Category: - NM&AZ 2011
Ben and Marsha read about Wupaki ruins
Given Ben’s limited amount of time he wants to see and do as much as possible.   We are willing to indulge him but wondered if we could actually accomplish our goal for today which was to visit and enjoy three National Monuments in one day.   We had planned to go to Wupatki National Monument and Sunset Crater National Monument but Brantley Baird (see Thurs. May 26th) convinced us we needed to also go to Walnut Canyon National Monument.   We were glad we did but it made for a VERY LONG day. 

Walnut Canyon National Monument is on the outskirts of Flagstaff, Arizona.   We arrived with the first wave of morning visitors and began our 180-foot descent (thats 240 steps) into the canyon to view the cliff dwellings on the Island Trail.   The “island” is a promontory that juts out into the canyon.   There are 25 cliff dwellings along the trail and many others visible across the canyon.   There is the added attraction of excellent markers pointing out and explaining the plant life along the trail.  Since I was wearing a red shirt I also enjoyed the added benefit of being dived bombed by the hummingbirds that mistook me for a giant red flower.  

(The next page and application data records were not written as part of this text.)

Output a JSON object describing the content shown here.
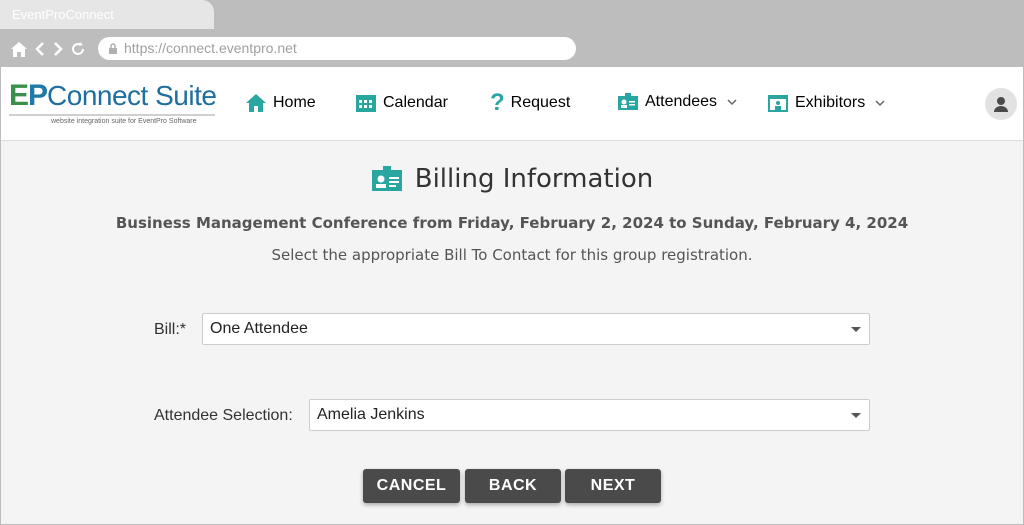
{
  "browser": {
    "tab_title": "EventProConnect",
    "url": "https://connect.eventpro.net"
  },
  "logo": {
    "ep": "EP",
    "connect_suite": "Connect Suite",
    "tagline": "website integration suite for EventPro Software"
  },
  "nav": {
    "home": "Home",
    "calendar": "Calendar",
    "request": "Request",
    "attendees": "Attendees",
    "exhibitors": "Exhibitors"
  },
  "page": {
    "title": "Billing Information",
    "subtitle": "Business Management Conference from Friday, February 2, 2024 to Sunday, February 4, 2024",
    "instructions": "Select the appropriate Bill To Contact for this group registration."
  },
  "form": {
    "bill_label": "Bill:",
    "required_marker": "*",
    "bill_value": "One Attendee",
    "attendee_label": "Attendee Selection:",
    "attendee_value": "Amelia Jenkins"
  },
  "buttons": {
    "cancel": "CANCEL",
    "back": "BACK",
    "next": "NEXT"
  },
  "colors": {
    "accent_teal": "#2aa6a0",
    "button_dark": "#4a4a4a"
  }
}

Another hour and several climate zones later we were at Wupatki National Monument.   Wupatki means Tall House in the Hopi language.    Occupation of this site began in the late 1100’s.   There are the ruins of the 100-room pueblo, a ceremonial room and a ball court.  There were probably 2000 people living in the area.   Near the ball court there is a geological blow hole. According to Wikipedia:

"A blowhole is also the name of a rare geologic feature in which air is either blown out or sucked into a small hole at the surface due to pressure differences between a closed underground cavern system and the surface. The blowholes ofWupatki National Monument are an example of such a phenomenon. It is estimated that the closed underground passages have a volume of at least seven billion cubic feet. Wind speeds can approach 30 miles per hour.

Despite the relief offered by the blowhole it was brutally hot during our visit there so we did not linger.

Sunset Crater National Monument.    The volcano erupted in the 11thcentury and blanketed the area (including Wupatki) with volcanic ash.   At this National Monument you view the crater from afar and view areas that still graphically show the results of the eruption.   

Since we were not yet totally exhausted and because Ben wanted to see a bit of Flagstaff itself we headed to Heritage Square.   Harry and I found a bench to view the scene and Ben took the more active approach of walking around the nearby streets.  

Then we piled back into the car and drove the spectacular Oak Creek Canyon road (Route 89A) from Flagstaff to Sedona.  

Arriving by providence in Sedona at the “magic hour” to photograph the Red Rocks.  

I could barely hold myself erect to eat dinner.  It had been a long day but we were all in good spirits and our minds and cameras filled with glorious images.    Plus I had three new place stamps in my National Park Passport.